* ASSIGNMENT: Determine how many lines in the records hold the word "appears". Return the number alone.

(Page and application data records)
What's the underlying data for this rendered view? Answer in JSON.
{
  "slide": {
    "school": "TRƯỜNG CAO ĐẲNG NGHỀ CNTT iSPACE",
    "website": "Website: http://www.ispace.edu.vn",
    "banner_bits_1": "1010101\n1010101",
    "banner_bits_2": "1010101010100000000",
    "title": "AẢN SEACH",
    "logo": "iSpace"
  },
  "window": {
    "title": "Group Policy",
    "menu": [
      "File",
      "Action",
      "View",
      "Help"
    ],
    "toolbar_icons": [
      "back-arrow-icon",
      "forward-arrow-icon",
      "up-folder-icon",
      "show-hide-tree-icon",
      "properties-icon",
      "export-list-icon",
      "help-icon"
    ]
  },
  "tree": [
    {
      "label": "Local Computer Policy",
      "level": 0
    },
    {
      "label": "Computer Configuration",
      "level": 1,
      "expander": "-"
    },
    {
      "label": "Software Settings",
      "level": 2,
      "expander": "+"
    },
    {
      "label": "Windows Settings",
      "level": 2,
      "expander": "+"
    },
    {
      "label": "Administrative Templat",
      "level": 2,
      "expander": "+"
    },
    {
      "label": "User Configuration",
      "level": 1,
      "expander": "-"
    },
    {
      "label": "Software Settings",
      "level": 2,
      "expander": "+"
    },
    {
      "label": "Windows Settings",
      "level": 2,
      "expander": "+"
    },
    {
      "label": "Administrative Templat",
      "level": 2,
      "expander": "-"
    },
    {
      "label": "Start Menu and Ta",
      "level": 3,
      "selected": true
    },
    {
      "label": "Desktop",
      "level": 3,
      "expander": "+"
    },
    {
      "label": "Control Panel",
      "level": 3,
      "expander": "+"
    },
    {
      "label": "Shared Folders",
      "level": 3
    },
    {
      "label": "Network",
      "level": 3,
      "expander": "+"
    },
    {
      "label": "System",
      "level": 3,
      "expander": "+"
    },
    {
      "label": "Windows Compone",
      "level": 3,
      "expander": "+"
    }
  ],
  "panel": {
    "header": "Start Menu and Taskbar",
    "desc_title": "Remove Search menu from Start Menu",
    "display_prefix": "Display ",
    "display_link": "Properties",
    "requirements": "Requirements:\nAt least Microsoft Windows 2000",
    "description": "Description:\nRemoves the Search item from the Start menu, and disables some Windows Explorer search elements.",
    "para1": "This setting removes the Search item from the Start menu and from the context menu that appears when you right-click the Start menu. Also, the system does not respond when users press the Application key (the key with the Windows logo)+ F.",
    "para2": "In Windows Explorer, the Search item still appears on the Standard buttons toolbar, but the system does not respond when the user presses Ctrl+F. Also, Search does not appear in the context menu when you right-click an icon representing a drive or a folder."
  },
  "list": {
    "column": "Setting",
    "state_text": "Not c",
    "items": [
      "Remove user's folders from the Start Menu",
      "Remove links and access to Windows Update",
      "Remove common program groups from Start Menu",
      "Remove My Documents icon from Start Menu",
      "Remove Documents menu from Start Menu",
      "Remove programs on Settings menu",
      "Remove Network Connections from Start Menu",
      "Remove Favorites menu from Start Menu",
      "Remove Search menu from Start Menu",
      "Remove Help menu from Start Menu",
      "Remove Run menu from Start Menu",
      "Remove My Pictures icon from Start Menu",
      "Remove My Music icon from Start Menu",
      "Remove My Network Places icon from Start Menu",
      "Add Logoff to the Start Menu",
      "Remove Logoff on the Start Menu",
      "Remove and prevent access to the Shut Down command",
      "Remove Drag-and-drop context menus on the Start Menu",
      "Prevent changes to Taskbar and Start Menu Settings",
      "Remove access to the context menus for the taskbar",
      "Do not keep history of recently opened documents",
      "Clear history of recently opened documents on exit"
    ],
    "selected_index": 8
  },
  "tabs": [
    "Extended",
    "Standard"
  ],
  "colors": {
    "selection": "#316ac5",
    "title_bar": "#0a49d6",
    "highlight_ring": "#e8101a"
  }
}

* TASK ANSWER: 2